This legislation requires corporations engaging in political activity to notify their shareholders in writing and requires corporations to gain approval from its board of director’s before making political expenditures over $5,000. This would empower shareholders to hold corporations accountable for political activities. In 2010, proper disclosure requirements allowed shareholders of Target, Best Buy and 3M to hold these corporations accountable for political spending in a highly publicized gubernatorial race in Minnesota.
Similar to H.537, this legislation is more restrictive. It requires corporations engaging in political activity to get prior approval of their shareholders before a corporation may make political expenditures. This would empower shareholders to hold corporations accountable for political activities.
This bill would increase the campaign contribution limit to political parties to $10,000. Higher campaign contribution limits benefit the small percentage of the population with enough disposable income to contribute at that level. Larger donations are most often given by interests that seek access and influence in government. In either case, higher limits increase the power and prestige of monied interests and leave average citizens with a muffled voice.
The U.S. Supreme Court has ruled that states may not limit contributions in any way to ballot question committees.
H.542 & S.390—Support
Redefines calendar year for those years in which both a special election and a general election occur. Currently, a candidate facing two separate election cycles in one year suffers significantly compared to those with only one. These bills are the minimum adjustment needed. H.542 was a recommendation of the Campaign Finance Task Force that was established by the Massachusetts Disclosure Law passed in 2014. The taskforce consisted of representatives of the Speaker, the Senate President, both minority Leaders, the director of OCPF, and myself. All members agreed that this was a good idea.
The vast majority of states and the federal government have contribution limits based on an election or election cycle, which is a much fairer system. While the calendar year limits we have are easily understood, they do discriminate against candidates who get into the election cycle later in the game, especially for statewide, city, and county offices with longer terms.
The voters who supported -- and continue to support according to national polls -- the concept of public financing of elections know that it is our best chance to level the political playing field between candidates with personal wealth, or connections to it, and those without significant resources. It will also significantly reduce the influence of money in campaigns for public office and increase competition in legislative elections
S.380 provides qualifying legislative candidates with public financing, on a three to one matching basis. It does not exclude private fundraising but rewards small dollar in-district contributions. It allows candidates to spend less time fundraising and changes the nature of political fundraising to prioritize small contributions from voters. In reducing the barriers to political involvement, it would encourage a wider range of candidates to participate in the electoral process, especially women and minorities. Finally, by decreasing the influence of money, it removes the questions that voters inevitably have about the independence of elected officials who raise money from special interests.
This bill proposes to repeal the matching funds program for statewide candidates.
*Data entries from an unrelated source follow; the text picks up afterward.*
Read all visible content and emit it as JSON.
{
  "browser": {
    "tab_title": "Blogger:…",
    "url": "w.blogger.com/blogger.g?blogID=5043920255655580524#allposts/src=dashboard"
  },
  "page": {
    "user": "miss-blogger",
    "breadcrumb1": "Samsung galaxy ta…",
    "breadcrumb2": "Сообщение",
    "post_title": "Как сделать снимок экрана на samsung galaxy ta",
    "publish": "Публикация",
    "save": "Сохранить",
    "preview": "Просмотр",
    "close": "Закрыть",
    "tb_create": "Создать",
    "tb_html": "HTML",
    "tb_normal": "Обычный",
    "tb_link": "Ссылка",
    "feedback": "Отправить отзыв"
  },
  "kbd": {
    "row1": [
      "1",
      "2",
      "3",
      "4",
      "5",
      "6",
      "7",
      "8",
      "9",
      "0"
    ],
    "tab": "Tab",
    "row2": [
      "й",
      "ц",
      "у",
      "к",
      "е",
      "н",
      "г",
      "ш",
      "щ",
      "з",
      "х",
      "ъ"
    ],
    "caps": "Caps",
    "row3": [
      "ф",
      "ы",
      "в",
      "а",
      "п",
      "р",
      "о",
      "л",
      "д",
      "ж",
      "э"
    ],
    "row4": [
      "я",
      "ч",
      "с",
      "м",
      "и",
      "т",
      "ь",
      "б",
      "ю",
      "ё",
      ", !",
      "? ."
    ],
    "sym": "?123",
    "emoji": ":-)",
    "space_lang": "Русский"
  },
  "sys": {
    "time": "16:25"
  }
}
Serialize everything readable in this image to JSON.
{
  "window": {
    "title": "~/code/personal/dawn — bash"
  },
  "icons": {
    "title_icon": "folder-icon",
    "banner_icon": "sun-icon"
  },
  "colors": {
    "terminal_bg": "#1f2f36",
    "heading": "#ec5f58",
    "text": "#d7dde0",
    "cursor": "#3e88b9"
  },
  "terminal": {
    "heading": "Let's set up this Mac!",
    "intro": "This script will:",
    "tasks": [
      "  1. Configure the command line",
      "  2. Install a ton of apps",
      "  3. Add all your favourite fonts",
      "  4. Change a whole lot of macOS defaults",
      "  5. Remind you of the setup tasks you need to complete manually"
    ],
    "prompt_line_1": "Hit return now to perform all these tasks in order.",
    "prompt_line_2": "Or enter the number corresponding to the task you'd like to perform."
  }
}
Common Cause opposes any effort to roll back public financing reforms that are meant to level the political playing field for all candidates, increase electoral competition, and reduce the influence of money in politics.
The legislature should seek to increase disclosure of campaign finance, including the frequency of reporting, as required by S.376, as long as it is not overly burdensome for candidates, especially candidates who do not raise a lot of money. To this end, candidates for state representative and senate could use the “depository” system like statewide candidates which places the burden of disclosure reports on the bank rather than on the candidate.
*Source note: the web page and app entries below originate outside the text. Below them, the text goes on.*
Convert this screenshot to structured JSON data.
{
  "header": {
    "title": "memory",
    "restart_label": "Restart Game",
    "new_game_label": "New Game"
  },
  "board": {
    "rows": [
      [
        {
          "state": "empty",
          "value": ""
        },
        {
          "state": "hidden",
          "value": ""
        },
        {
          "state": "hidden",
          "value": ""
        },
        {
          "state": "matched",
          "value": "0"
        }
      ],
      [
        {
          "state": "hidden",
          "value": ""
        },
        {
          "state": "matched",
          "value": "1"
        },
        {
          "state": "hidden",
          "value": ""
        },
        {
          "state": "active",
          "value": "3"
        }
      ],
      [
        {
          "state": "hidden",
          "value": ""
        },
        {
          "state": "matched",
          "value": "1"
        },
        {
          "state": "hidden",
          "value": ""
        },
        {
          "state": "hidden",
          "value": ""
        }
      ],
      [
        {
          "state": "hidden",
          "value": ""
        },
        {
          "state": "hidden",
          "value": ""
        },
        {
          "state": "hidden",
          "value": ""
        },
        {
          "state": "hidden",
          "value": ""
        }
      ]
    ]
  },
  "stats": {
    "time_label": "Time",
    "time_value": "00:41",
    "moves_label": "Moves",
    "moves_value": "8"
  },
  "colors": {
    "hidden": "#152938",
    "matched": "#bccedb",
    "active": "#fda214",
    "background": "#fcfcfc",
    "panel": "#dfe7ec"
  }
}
We support the intent of this legislation, which is to overturn OCPF’s 10/15 rule, their regulatory decision that allows unions to make direct contributions to candidates in amounts up to 10% of their general treasury or $15,000, whichever comes first. However, an amendment is needed to account for chapters or locals within organizations.
This bill would allow corporations to make campaign contributions directly to candidates. Direct contributions from corporations to candidates has been banned in Massachusetts for nearly 100 years and with good reason. Corporations can amass more money than any other entity and have a fiduciary responsibility to their business purpose rather than the public interest. There is already enough money in politics, we do not need more.